The best universities in both countries recognize the International Baccalaureate (IB), Advanced Placement (AP) and A Level curricula. However, there is a level of familiarity that universities might have with their own country's curriculum. This doesn't mean you won't be entering American universities with A or IB levels, or vice versa. It's important to consider which curriculum is the most suitable for you and your goals. If you want to challenge yourself academically, the IB would be the most rigorous.
Levels A, on the other hand, give you a level of flexibility while still challenging you and allowing you to get the best score due to the structure of your exam. If your school doesn't offer an international curriculum, taking part time AP classes can help improve your college admissions profile. All US universities accept the IB Diploma now and know all its requirements and value. Most US universities offer credit for IB courses (it's worth applying for), and many offer college credit for AP courses as long as exam scores are high. As mentioned above, some can also give credit for A levels.

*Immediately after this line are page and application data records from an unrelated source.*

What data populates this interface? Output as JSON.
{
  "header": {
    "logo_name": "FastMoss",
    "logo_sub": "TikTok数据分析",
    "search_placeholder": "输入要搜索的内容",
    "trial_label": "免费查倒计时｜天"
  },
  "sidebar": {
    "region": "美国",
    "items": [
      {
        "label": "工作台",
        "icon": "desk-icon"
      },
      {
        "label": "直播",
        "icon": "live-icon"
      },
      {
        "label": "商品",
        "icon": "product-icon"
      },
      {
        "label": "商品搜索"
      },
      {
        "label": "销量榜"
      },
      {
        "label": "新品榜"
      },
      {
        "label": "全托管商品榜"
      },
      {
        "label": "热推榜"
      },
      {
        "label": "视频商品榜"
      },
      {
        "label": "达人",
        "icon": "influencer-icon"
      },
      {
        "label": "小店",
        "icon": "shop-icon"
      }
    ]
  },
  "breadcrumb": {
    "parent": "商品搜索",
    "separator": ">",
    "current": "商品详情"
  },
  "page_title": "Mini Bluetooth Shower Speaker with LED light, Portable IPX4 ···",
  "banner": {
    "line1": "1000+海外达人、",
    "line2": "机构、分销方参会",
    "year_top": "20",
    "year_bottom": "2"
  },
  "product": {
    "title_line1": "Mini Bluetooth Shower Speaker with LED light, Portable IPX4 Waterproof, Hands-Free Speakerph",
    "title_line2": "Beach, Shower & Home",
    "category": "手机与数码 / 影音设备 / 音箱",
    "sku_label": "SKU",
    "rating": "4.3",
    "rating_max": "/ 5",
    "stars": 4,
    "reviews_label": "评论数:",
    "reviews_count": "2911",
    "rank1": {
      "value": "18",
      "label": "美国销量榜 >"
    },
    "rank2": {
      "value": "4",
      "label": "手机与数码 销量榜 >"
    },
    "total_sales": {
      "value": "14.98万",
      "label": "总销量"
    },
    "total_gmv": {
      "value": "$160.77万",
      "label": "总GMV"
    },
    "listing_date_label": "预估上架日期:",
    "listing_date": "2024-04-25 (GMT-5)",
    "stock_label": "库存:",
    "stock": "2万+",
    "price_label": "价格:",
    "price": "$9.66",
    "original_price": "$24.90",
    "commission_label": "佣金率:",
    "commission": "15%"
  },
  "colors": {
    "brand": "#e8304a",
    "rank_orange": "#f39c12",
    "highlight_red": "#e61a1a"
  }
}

That credit may allow an incoming freshman to skip the basic course of the 500-person survey taught by a graduate student, or reduce expenses in one semester (if a student has enough credit to skip 3 or 4 of the total courses required to earn a degree).The IB Diploma is an alternative to A-levels for students aged 16 to 18 and does not require any specific preparatory class work, so it can be done directly from the GCSE. It offers a broad curriculum composed of six subject groups: students usually study three at a higher level and three at a standard level. None of them, levels A, AP or the IB Diploma, are better than the others. Everyone is perfectly fine for college and worth it in the most objective way. You will learn a lot, whichever one you choose.
Levels A, IB, and AP are academically challenging and are considered the highest high school options students can take. As an IB alumni, I can certainly attest to the fact that the IB Diploma really develops who you are as a high-achieving student. It's a video I found on YouTube that really does a good job of identifying the differences between the AP and the IB Diploma on a summarized scale. The British University and College Admissions Service (UCAS) has developed a fee system that helps compare IB scores with equivalent A-level grades. BUT, for such a specialized field (medicine), some UK universities would want the applicant to have done biology, chemistry and physics at level A, which cannot be done at level IB. The IB Diploma is suitable for students who want to maintain breadth in their choice of subjects and who are willing to work hard in a structured environment and tolerate tackling weak areas. As university admissions officers increasingly care about students with a particular skill set, Fergus Rose, Promotion Director for ACS International Colleges, elaborates on the argument that the IB Diploma better prepares students for university and the rest of the world.
New research reveals disparity between qualities fostered in A-level and IB students. Occasionally, schools advise parents that their child should take the GCSE if he wants to go to a UK university, insisting that UK universities want to see British test results and will not accept international school assessments (transcripts) or internal certificates from, by example, the IB Middle Years Program or an American High School. We commissioned research from the IB and the IB Association of Colleges and Colleges (IBSCA) to survey 80 university admissions officers in the UK (representing almost half of UK universities) to find out which entry degree they preferred. In any case, it is important to consult with your high school's college and career counselor - this is where many US councilors will not know about UCAS applications for UK universities, and British councilors may not know about strategies for US applications (scheduling SAT exams, teacher referrals, college visits and interviews, application deadlines, etc.).I think that if you apply yourself and keep up to date with everything IB has to offer, you'll feel 100% worth it in the end.